"The real desire there is to create a nationwide photographic database for identification and tracking purposes," he said.

The privacy lobby's strong and united front has sent other states in search of legislative solutions. At least 15 states have introduced legislation that would make identity theft a unique crime with felony-level penalties. Massachusetts passed a sweeping package that provides protections for identity theft victims against having unpaid bills appear on their credit report when the victim has filed a police report and prohibits retailers, credit agencies and the Registry of Motor Vehicles from selling personal information without affirmative consent.

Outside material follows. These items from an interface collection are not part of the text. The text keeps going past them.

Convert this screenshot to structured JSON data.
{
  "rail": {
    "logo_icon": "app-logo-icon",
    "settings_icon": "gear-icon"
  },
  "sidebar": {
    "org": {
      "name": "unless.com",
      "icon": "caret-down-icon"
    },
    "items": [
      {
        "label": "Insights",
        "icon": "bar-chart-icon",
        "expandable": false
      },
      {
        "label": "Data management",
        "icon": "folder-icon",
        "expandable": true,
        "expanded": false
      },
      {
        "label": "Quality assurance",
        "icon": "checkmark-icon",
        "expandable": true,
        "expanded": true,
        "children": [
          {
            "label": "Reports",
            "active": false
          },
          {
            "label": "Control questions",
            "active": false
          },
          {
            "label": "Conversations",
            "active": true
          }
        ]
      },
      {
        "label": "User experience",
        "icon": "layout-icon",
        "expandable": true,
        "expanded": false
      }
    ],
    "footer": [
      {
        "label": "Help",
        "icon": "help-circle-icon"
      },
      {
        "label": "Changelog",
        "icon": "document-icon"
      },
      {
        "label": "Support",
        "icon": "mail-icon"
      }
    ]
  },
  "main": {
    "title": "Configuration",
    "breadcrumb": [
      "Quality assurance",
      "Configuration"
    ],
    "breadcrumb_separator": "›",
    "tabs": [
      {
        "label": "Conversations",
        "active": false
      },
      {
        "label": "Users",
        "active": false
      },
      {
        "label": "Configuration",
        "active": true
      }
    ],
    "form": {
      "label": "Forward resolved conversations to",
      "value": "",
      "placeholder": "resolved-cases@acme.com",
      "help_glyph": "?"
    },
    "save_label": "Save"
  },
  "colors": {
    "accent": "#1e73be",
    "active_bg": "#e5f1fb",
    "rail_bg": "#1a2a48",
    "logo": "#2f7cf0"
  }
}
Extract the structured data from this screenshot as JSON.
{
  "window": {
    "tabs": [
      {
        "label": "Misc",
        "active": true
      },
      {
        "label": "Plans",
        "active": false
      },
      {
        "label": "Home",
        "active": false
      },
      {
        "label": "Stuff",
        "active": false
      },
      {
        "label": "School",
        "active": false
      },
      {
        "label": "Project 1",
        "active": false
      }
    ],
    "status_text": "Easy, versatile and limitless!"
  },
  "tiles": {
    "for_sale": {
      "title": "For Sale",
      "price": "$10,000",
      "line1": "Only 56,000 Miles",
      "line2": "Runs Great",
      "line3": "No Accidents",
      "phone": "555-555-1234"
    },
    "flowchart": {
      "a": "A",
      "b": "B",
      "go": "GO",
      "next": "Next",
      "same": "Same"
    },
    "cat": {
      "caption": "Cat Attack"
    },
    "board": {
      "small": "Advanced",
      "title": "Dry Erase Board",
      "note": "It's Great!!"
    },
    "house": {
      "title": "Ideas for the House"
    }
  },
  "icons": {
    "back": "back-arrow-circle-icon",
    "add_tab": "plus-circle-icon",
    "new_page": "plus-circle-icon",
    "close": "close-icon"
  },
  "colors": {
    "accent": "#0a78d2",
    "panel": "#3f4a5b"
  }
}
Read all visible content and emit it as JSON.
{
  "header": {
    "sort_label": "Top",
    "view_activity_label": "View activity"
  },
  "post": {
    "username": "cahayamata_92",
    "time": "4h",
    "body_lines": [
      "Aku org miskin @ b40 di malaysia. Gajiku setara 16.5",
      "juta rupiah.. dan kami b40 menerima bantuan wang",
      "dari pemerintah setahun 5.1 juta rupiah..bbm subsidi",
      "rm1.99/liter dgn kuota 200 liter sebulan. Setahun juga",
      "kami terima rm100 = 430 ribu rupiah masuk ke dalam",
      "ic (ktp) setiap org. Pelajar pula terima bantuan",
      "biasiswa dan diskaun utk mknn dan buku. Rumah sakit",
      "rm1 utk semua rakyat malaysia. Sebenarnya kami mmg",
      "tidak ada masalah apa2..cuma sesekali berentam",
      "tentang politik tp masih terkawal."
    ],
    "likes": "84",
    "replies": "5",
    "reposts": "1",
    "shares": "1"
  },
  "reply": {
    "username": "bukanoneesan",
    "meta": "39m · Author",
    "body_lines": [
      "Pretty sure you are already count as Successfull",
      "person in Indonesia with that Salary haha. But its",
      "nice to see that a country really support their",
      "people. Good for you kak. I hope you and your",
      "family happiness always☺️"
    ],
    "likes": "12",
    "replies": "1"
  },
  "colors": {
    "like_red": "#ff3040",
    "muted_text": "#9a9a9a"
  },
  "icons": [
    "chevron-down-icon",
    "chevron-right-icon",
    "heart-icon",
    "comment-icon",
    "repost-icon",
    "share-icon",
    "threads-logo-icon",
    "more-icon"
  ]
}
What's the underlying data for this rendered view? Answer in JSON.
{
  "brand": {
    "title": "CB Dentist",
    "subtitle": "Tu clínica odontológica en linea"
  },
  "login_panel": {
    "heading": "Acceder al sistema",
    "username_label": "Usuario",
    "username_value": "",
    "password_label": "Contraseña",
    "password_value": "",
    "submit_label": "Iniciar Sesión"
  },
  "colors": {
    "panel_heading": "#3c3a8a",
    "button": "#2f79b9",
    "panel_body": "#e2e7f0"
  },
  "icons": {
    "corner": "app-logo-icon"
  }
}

  Biometrics
Literally, biometrics means "life measurement." It's always been controversial, but as technology continues to march forward, there seems to be no limit to the types of body parts that reveal a person's unique identity. Here are some of the current biometric technologies being considered for use in systems by government agencies, banks and security organizations.

  • Fingerprinting
  • Retina scanning
  • Iris scanning
  • Voice recognition
  • Facial recognition
  • Handwriting analysis
  • Hand print recognition
  • Hand vein geometry
New York also has a number of bills on the table, including ones that would make identity theft a felony, prohibit agencies from selling personal information or digital photos, establish more credit card activation procedures and safeguards, establish new penalties for the misuse of birth and death certificates, and regulate the selling of consumer credit information.

"We are trying to close the loop on certain things that are very obvious," said New York Assemblywoman Audrey Pheffer. "But we'll have to keep adding new laws. Technology is moving so quickly that it's hard for the law to keep up."

Ultimately, privacy advocates and state officials said that states may have to unite and turn up the pressure on the federal government to solve this crime. "It's going to take a federal solution, beginning with changes in the way the Social Security number is used and the free and easy access businesses have to people's credit reports," Abagnale said. "Even with totally secure licenses and biometrics, the best the states can hope for is to Band-Aid the situation. And so the federal government had better take this issue up and soon."

Otherwise, as more and more victims find themselves in the fight of their lives to hang onto and recover their good names, it could end up being too late.


RELATED STORIES:
Presidential candidates flunk online-privacy test
September 7, 1999
Video: FEC proposes new campaign Web site rules
August 6, 1999
Internet campaigns want credit card donations to qualify for matching funds
March 30, 1999

RELATED IDG.net STORIES:
Future criminals will not need to steal from you -- they will simply `become you'
(InfoWorld)
New York Mulls 'Identity Theft' Bill
(Civic.com)
Theft of Net Identity a Real Threat?
(PC World Online)
Europe in Digital-Signature Drama
(The Industry Standard)
QuickStudy: Biometrics
(Computerworld)
You already have zero privacy get over it
(The Industry Standard)
Automated Fingerprinting Comes of Age
(Civic.com)
Year 2000 World
(IDG.net)
Note: Pages will open in a new browser window
External sites are not endorsed by CNN Interactive.

RELATED SITES:
3M Worldwide
Note: Pages will open in a new browser window
External sites are not endorsed by CNN Interactive.
 LATEST HEADLINES:
SEARCH CNN.com
Enter keyword(s)   go    help

Back to the top   © 2001 Cable News Network. All Rights Reserved.
Terms under which this service is provided to you.
Read our privacy guidelines.